AACS Proceedings of the 20th Annual Convention
The cemeteries I have the honor to represent are situated on the northeast coast of England in close proximity to the North Sea, where the climate is very unfavorable to gardening, especially in a severe winter. We have in Sunderland three large cemeteries, 115 acres in all, under the control of the Sunderland county borough council and are laid out in a way as to make them appear more like parks than cemeteries. In each cemetery we plant annually quite four hundred thousand flowering plants for spring and summer bloom. The spring flowers chiefly consist of early flowering Dutch bulbs, tulips, hyacinths and narcissus forming the greater part, large quantities of dark red wall flowers (about fifty thousand), together with primroses, myosokis, aubrietia, arabis Alpina compacta forming large masses by the long avenues. In addition to this my committee undertake on behalf of the relatives of deceased persons the care of grave lots and plant suitable flowering plants together with flowering shrubs twice during each year, by the way I may mention that I notice in the states that many burial authorities receive grants of money for the perpetual care of grave lots, which I fully approve of and hope that the authorities of our cemeteries in Great Britain will soon follow your example.
In the year 1875 when I first took over the care of one of our large cemeteries there were no flowers cultivated and remember asking the consent of my board to purchase four dozen geraniums to form a flower bed which was very conspicuous, being the only one in 24 acres of land; as time went on the number of flower plots increased also did the grave planting and now the fees from this source is one of the best sources of revenue, averaging near £1,000 per year. When the spring bloom is over the flower beds and borders are cleared and replanted with their summer occupants, such as geraniums, calceolarias, violas, echeveria, lobelia, begonias, East Lowthian stocks, the various kinds of asters and numerous kinds of annuals worked in large quantities, the demand for grave planting in our cemeteries has necessitated the erection of a large number of greenhouses which not only supply the graves but furnish a large number of plants for the general decoration of the vast grounds of our cemeteries.
I notice that the question of erecting glass houses in the cemeteries in the states has been much questioned as to whether they were profitable or otherwise here we find they are profitable but apart from this they enable us to do something to brighten the surroundings in our cemeteries where thousands of our people gather in large numbers. Since the introduction of floral decorations in our cemeteries it is not an unusual sight to see 5,000 people walking through the avenues, especially on a Sunday evening. This I think is sufficient evidence that a good floral display in a cemetery is a fit and proper thing to do. This may give rise to much discussion at the convention but this is my opinion founded on 31 years of practical experience.

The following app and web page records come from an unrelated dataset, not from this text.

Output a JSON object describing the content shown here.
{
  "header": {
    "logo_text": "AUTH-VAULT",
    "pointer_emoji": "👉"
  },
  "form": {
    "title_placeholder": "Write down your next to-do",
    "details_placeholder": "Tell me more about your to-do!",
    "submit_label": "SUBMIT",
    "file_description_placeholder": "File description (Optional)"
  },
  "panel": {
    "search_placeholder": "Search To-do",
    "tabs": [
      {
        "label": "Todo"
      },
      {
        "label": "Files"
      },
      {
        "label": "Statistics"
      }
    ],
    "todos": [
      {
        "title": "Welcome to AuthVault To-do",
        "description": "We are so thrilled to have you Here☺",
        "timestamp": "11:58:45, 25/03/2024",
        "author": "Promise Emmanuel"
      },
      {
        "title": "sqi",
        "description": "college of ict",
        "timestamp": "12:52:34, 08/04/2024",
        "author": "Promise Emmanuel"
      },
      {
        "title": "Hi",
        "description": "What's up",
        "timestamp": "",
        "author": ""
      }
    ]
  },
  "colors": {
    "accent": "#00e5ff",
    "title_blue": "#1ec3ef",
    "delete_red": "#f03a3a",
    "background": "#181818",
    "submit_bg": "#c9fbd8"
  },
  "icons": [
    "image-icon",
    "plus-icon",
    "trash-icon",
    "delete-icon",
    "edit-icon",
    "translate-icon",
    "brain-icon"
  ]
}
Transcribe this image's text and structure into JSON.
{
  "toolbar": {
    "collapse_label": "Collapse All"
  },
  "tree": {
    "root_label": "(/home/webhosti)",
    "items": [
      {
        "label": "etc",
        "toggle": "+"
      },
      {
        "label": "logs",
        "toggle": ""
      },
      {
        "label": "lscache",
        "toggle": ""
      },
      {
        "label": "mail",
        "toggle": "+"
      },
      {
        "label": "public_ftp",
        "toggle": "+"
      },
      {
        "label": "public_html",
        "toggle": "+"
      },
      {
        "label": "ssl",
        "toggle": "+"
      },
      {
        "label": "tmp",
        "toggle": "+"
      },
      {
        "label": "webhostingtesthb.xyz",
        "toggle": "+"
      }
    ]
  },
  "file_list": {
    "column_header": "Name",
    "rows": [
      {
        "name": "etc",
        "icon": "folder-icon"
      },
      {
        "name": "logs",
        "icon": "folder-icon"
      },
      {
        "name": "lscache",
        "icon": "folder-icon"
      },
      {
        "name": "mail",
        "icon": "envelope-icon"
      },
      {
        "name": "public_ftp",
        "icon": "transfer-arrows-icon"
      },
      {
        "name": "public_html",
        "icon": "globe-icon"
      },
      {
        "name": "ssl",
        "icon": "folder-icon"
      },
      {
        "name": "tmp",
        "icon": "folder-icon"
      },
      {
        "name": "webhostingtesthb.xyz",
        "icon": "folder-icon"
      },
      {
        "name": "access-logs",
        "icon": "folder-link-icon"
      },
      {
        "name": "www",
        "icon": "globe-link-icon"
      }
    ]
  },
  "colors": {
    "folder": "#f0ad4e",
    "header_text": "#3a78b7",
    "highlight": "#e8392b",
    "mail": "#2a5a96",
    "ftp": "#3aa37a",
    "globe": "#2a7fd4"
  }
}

Flowering shrubs also form a great part in our floral display, rhododendron, "Cunningham White" being especially useful. Olearia Hastu should always be in evidence with its large clusters of hawthorne like blossoms. This shrub is particularly hardy by the coast, makes a perfect bush and easy of cultivation. I have seen many changes and much progress in gardening, especially in floriculture, which has for its object the production of subjects of taste and curiosity.
For early spring bloom and making a brilliant display I strongly advocate "violas." No one need be afraid of being amply repaid for their labors if they try the following varieties. I grow annually about 20,000 plants.
"Viola cornuta papilio" a beautiful violet shade of blue is most profuse and makes a complete sheet of bloom, a good bed of this is not to be equaled by any, other variety so far as I know. "Viola cornuta rosea," is a new type very distinct and a color much needed. These I consider would give full satisfaction to any who do spring bedding.
The many varieties of self colored pansies form a striking contrast for spring bedding and are worthy of your attention, as I have grown large quantities with good effect.
Stocks are indispensible for spring bloom. For over 20 years I grew large quantities of the scarlet and white queen and improved the strain to a considerable degree until an average of 80 percent were doubles. In 1876 I obtained a few plants from a friend in Newcastle which averaged perhaps 10 percent of doubles the first year and improved each year until 80 percent was reached:
"Primroses," of late years I have been much interested in their cultivation.
Auriculas. This class of spring flowering plants is of great interest to those who can spare the time to give them the attention they require. For many years I purchased seed from specialists and had a failure each time, then I purchased strong plants which flowered well and in a hot season produced abundance of seeds which I had sown immediately it was ripe, under this treatment I produced thousands of plants.
Bulbs. As the cultivation of hyacinths, snowdrops, scillas, crocus and similar spring bulbs is so well known I do not propose to offer any remarks on them.
I trust this short paper has interested you as it is my earnest desire to do.
From the publication:
AACS - Proceedings of the 20th Annual Convention
Held at Detroit, MI
August 21, 22 and 23, 1906